At Braystones, Egremont, once river levels have gone down, work will begin on the blockstone repair works to the embankment of the river Ehen.

“Rainfall events in the summer months are often of high intensity and a reminder that flooding can occur at any time, particularly in river catchments in Cumbria where water levels can rise very rapidly.

“The EA and our partners have worked hard and continue to do so to repair damaged infrastructure and help ensure Cumbria is better protected and prepared for the coming winter, and for the future.

“However, the risk of flooding can never be completely removed. We are working with partners to increase the resilience of local people, property, land and infrastructure to reduce the impact and help life get back to normal as quickly as possible after a flood.

“Resilience measures also help local businesses and the whole economy recover quicker from the impact of flooding. The EA has appointed three catchment directors for each main river catchment in Cumbria: Eden, Derwent, Kent/Leven to re-examine the river system from source to the sea, to make sure that money spent on the environment, farming and water supply continues to contribute to flood risk management.”

At Braithwaite, gravel removal work and defence repairs, expected to take three months, is due to start at The Puddle this week. The major construction work will require the road to be closed to traffic and pedestrians during this time.

At Troutbeck Bridge, ongoing design work to repair and replace part of the culvert upstream of the A591 continues.

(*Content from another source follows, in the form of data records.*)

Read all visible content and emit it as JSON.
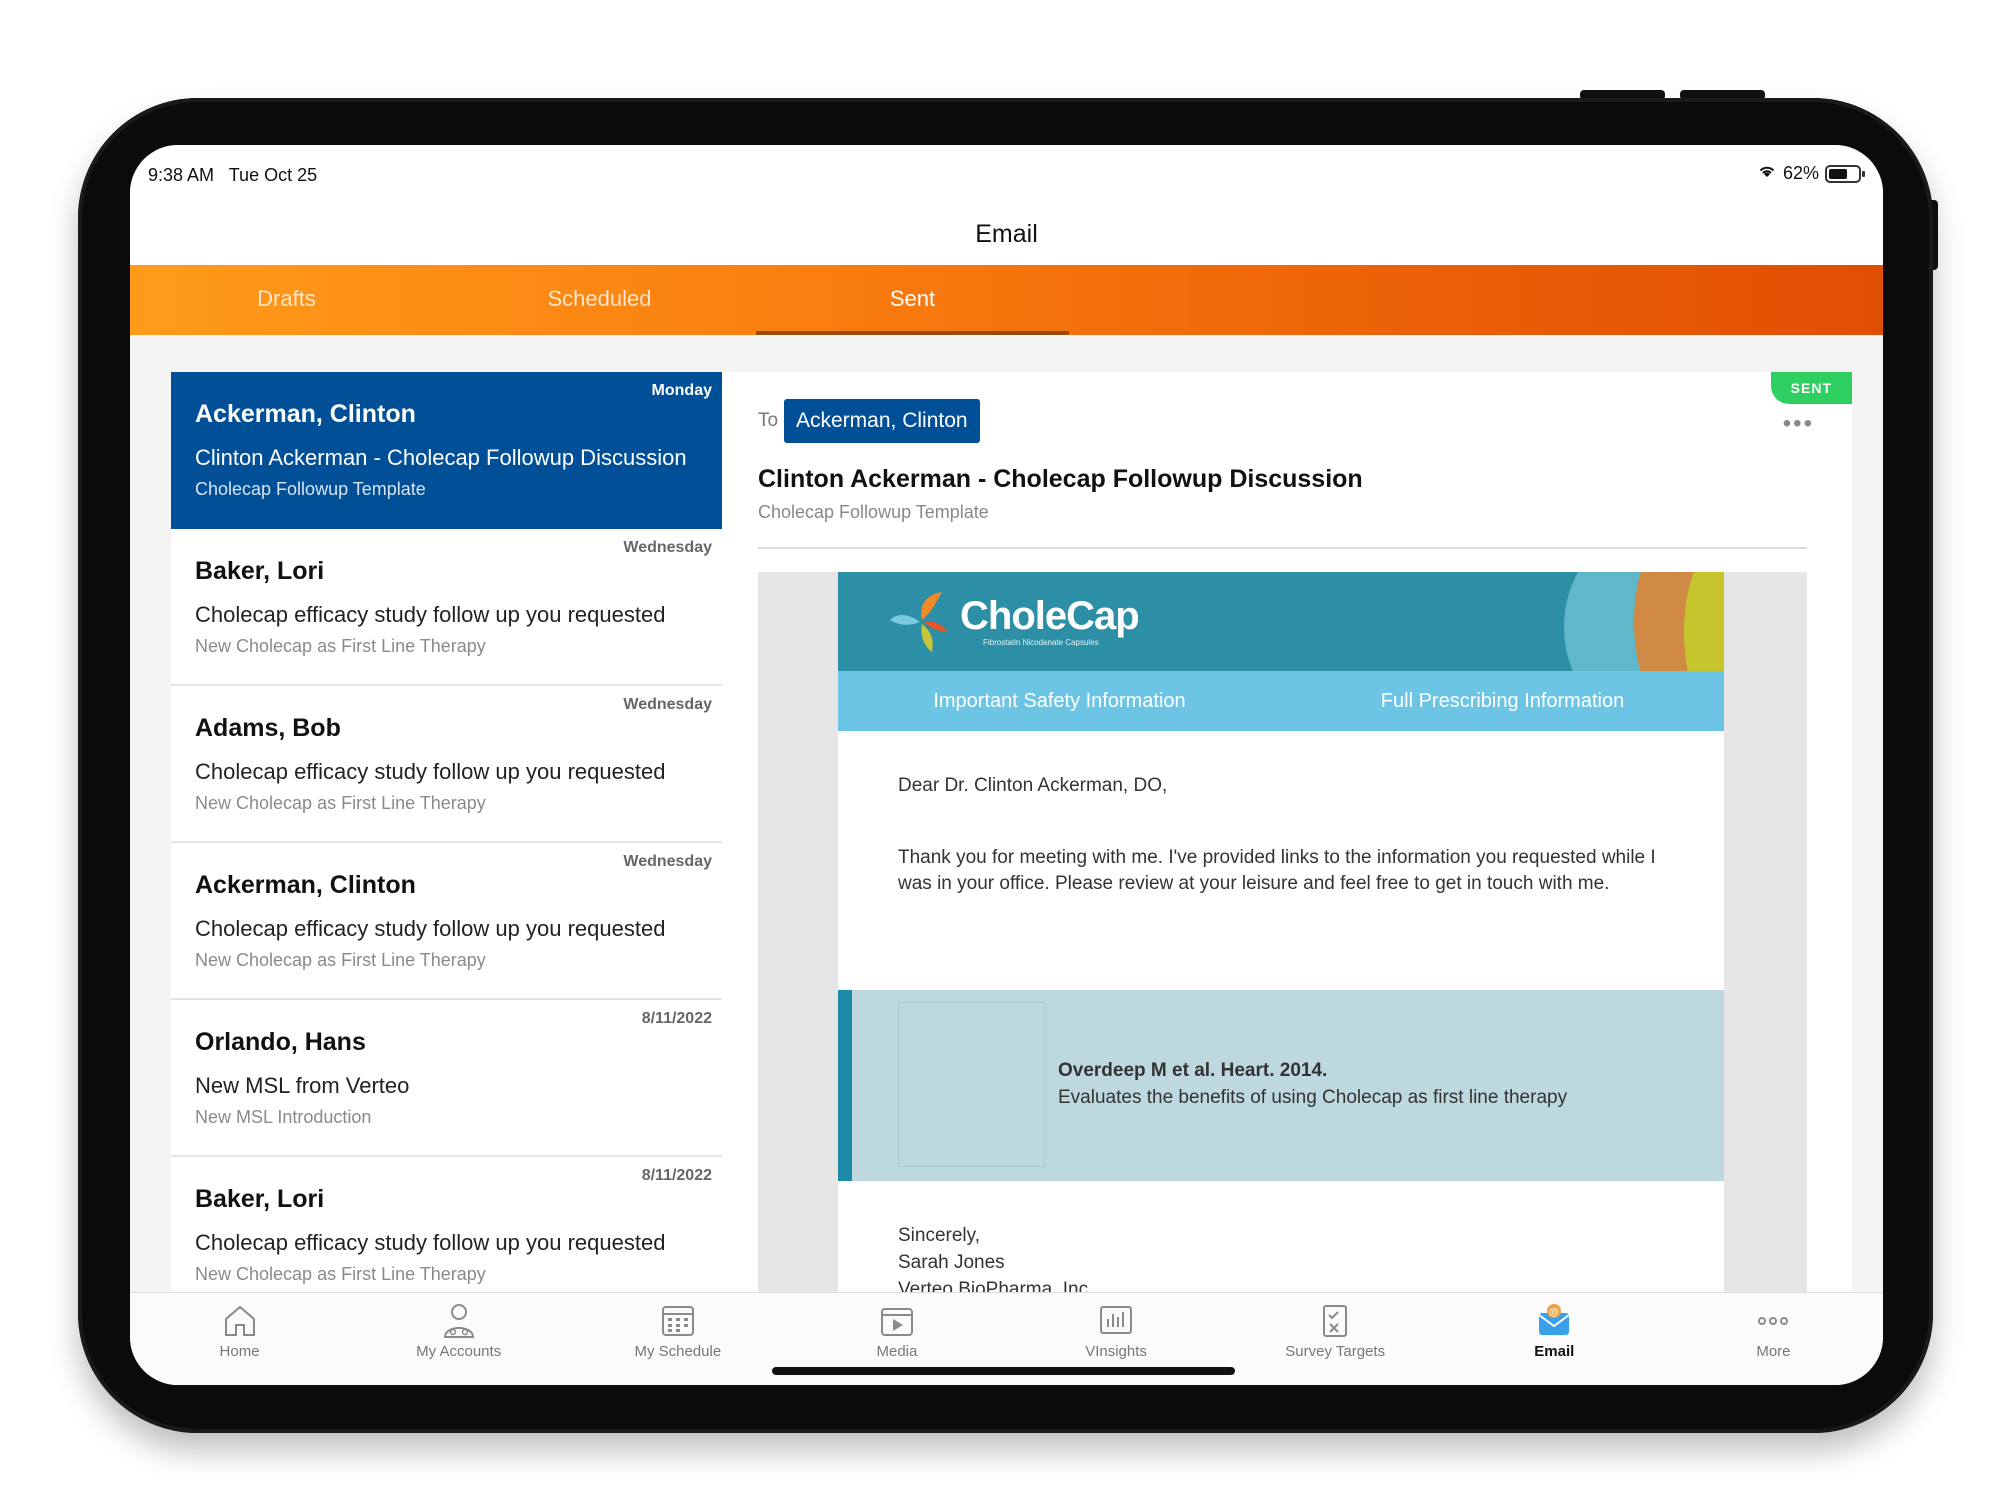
{
  "status_bar": {
    "time": "9:38 AM",
    "date": "Tue Oct 25",
    "battery": "62%"
  },
  "header": {
    "title": "Email"
  },
  "tabs": [
    {
      "label": "Drafts",
      "active": false
    },
    {
      "label": "Scheduled",
      "active": false
    },
    {
      "label": "Sent",
      "active": true
    }
  ],
  "emails": [
    {
      "name": "Ackerman, Clinton",
      "day": "Monday",
      "subject": "Clinton Ackerman - Cholecap Followup Discussion",
      "template": "Cholecap Followup Template",
      "selected": true
    },
    {
      "name": "Baker, Lori",
      "day": "Wednesday",
      "subject": "Cholecap efficacy study follow up you requested",
      "template": "New Cholecap as First Line Therapy",
      "selected": false
    },
    {
      "name": "Adams, Bob",
      "day": "Wednesday",
      "subject": "Cholecap efficacy study follow up you requested",
      "template": "New Cholecap as First Line Therapy",
      "selected": false
    },
    {
      "name": "Ackerman, Clinton",
      "day": "Wednesday",
      "subject": "Cholecap efficacy study follow up you requested",
      "template": "New Cholecap as First Line Therapy",
      "selected": false
    },
    {
      "name": "Orlando, Hans",
      "day": "8/11/2022",
      "subject": "New MSL from Verteo",
      "template": "New MSL Introduction",
      "selected": false
    },
    {
      "name": "Baker, Lori",
      "day": "8/11/2022",
      "subject": "Cholecap efficacy study follow up you requested",
      "template": "New Cholecap as First Line Therapy",
      "selected": false
    }
  ],
  "detail": {
    "badge": "SENT",
    "to_label": "To",
    "recipient": "Ackerman, Clinton",
    "more": "•••",
    "subject": "Clinton Ackerman - Cholecap Followup Discussion",
    "template": "Cholecap Followup Template",
    "brand_name": "CholeCap",
    "brand_sub": "Fibrostatin Nicodanate Capsules",
    "links": {
      "safety": "Important Safety Information",
      "prescribing": "Full Prescribing Information"
    },
    "greeting": "Dear Dr. Clinton Ackerman, DO,",
    "body": "Thank you for meeting with me. I've provided links to the information you requested while I was in your office. Please review at your leisure and feel free to get in touch with me.",
    "ref_title": "Overdeep M et al. Heart. 2014.",
    "ref_desc": "Evaluates the benefits of using Cholecap as first line therapy",
    "closing": [
      "Sincerely,",
      "Sarah Jones",
      "Verteo BioPharma, Inc."
    ]
  },
  "bottom_nav": [
    {
      "label": "Home",
      "icon": "home-icon",
      "active": false
    },
    {
      "label": "My Accounts",
      "icon": "accounts-icon",
      "active": false
    },
    {
      "label": "My Schedule",
      "icon": "calendar-icon",
      "active": false
    },
    {
      "label": "Media",
      "icon": "media-icon",
      "active": false
    },
    {
      "label": "VInsights",
      "icon": "insights-icon",
      "active": false
    },
    {
      "label": "Survey Targets",
      "icon": "survey-icon",
      "active": false
    },
    {
      "label": "Email",
      "icon": "email-icon",
      "active": true
    },
    {
      "label": "More",
      "icon": "more-icon",
      "active": false
    }
  ],
  "colors": {
    "accent_blue": "#004f97",
    "tab_orange_start": "#ff9b1a",
    "tab_orange_end": "#e04e03",
    "sent_green": "#2fcf62",
    "brand_teal": "#2c8fa6",
    "link_bar": "#6cc5e4"
  }
}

Images of properties being flooded in the south of the county have not helped residents in Glenridding, near Penrith, according to Carl Schrivens, who sits on the village’s floods working group.

The 49-year-old says: “Psychologically people are still suffering from December. Myself included, you go to bed watching the weather forecast for the next 48 hours. It’s always on your mind, even in the summer. You never switch off from it all.”

The picturesque village on the shores of Ullswater was one of the worst-hit areas last winter, with properties being flooded on three separate occasions in the space of just two weeks.

There were fresh fears last weekend when river levels in the centre of the village rose exceptionally quickly causing residents to believe it might all be happening again.

Carl adds: “As far as things are going towards the EA side of things, they aren’t progressing as quickly as we want. We’ve got lots of things we want doing and we need things done before Septemeber. We need to accelerate those things.

“But we are getting through them slowly but surely. We also understand that there are other areas which need work doing to them as well, especially in light of what’s happened in Bootle etc over the last couple of days.”

  • A number of bridges in Cumbria remain closed, including Brougham Old Bridge, Eden, as well as several in the Allerdale district which are Priests Bridge, Brundholme Wood Road in Keswick, Bell Bridge Lonning, Mill Beck Bridge in Applethwaite, Rumbling Bridge, near Abbeytown and Bell Bridge at Sebergham.

At Appleby, repair work to the river embankment walls near the bridge at Holme Street continue. The project is expected to take a total of two months.

In Warcop, continuing repair work to the wall and embankment and river clearance is taking place at Crooks Beck.

At Glenridding, due to the extreme rainfall over the weekend, Environment Agency staff have been on-site to assess the impact on the water course and project site. Scaffolding for the building of the defence wall has been damaged and will be replaced.